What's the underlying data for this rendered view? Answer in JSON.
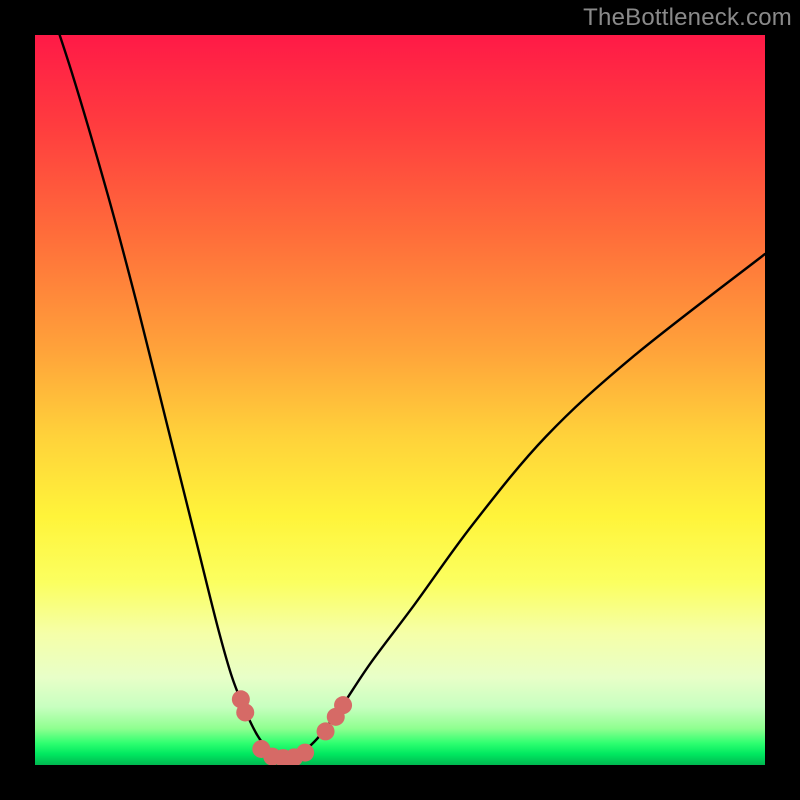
{
  "watermark": "TheBottleneck.com",
  "chart_data": {
    "type": "line",
    "title": "",
    "xlabel": "",
    "ylabel": "",
    "x_range": [
      0,
      100
    ],
    "y_range": [
      0,
      100
    ],
    "series": [
      {
        "name": "curve",
        "x": [
          0,
          5,
          10,
          14,
          18,
          22,
          25,
          27,
          29,
          30.5,
          32,
          33,
          34,
          35,
          36,
          37,
          39,
          42,
          46,
          52,
          60,
          70,
          82,
          100
        ],
        "y": [
          110,
          95,
          78,
          63,
          47,
          31,
          19,
          12,
          7,
          4,
          2,
          1.2,
          1,
          1,
          1.2,
          2,
          4,
          8,
          14,
          22,
          33,
          45,
          56,
          70
        ]
      }
    ],
    "markers": {
      "name": "beads",
      "points": [
        {
          "x": 28.2,
          "y": 9.0
        },
        {
          "x": 28.8,
          "y": 7.2
        },
        {
          "x": 31.0,
          "y": 2.2
        },
        {
          "x": 32.5,
          "y": 1.15
        },
        {
          "x": 34.0,
          "y": 0.95
        },
        {
          "x": 35.5,
          "y": 1.05
        },
        {
          "x": 37.0,
          "y": 1.7
        },
        {
          "x": 39.8,
          "y": 4.6
        },
        {
          "x": 41.2,
          "y": 6.6
        },
        {
          "x": 42.2,
          "y": 8.2
        }
      ]
    },
    "colors": {
      "curve": "#000000",
      "marker": "#d66a66",
      "gradient_top": "#ff1a47",
      "gradient_bottom": "#00b850"
    }
  }
}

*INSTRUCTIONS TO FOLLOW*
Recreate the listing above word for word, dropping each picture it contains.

*COMPLETED EXERCISE*
What's the underlying data for this rendered view? Answer in JSON.
{
  "watermark": "TheBottleneck.com",
  "chart_data": {
    "type": "line",
    "title": "",
    "xlabel": "",
    "ylabel": "",
    "x_range": [
      0,
      100
    ],
    "y_range": [
      0,
      100
    ],
    "series": [
      {
        "name": "curve",
        "x": [
          0,
          5,
          10,
          14,
          18,
          22,
          25,
          27,
          29,
          30.5,
          32,
          33,
          34,
          35,
          36,
          37,
          39,
          42,
          46,
          52,
          60,
          70,
          82,
          100
        ],
        "y": [
          110,
          95,
          78,
          63,
          47,
          31,
          19,
          12,
          7,
          4,
          2,
          1.2,
          1,
          1,
          1.2,
          2,
          4,
          8,
          14,
          22,
          33,
          45,
          56,
          70
        ]
      }
    ],
    "markers": {
      "name": "beads",
      "points": [
        {
          "x": 28.2,
          "y": 9.0
        },
        {
          "x": 28.8,
          "y": 7.2
        },
        {
          "x": 31.0,
          "y": 2.2
        },
        {
          "x": 32.5,
          "y": 1.15
        },
        {
          "x": 34.0,
          "y": 0.95
        },
        {
          "x": 35.5,
          "y": 1.05
        },
        {
          "x": 37.0,
          "y": 1.7
        },
        {
          "x": 39.8,
          "y": 4.6
        },
        {
          "x": 41.2,
          "y": 6.6
        },
        {
          "x": 42.2,
          "y": 8.2
        }
      ]
    },
    "colors": {
      "curve": "#000000",
      "marker": "#d66a66",
      "gradient_top": "#ff1a47",
      "gradient_bottom": "#00b850"
    }
  }
}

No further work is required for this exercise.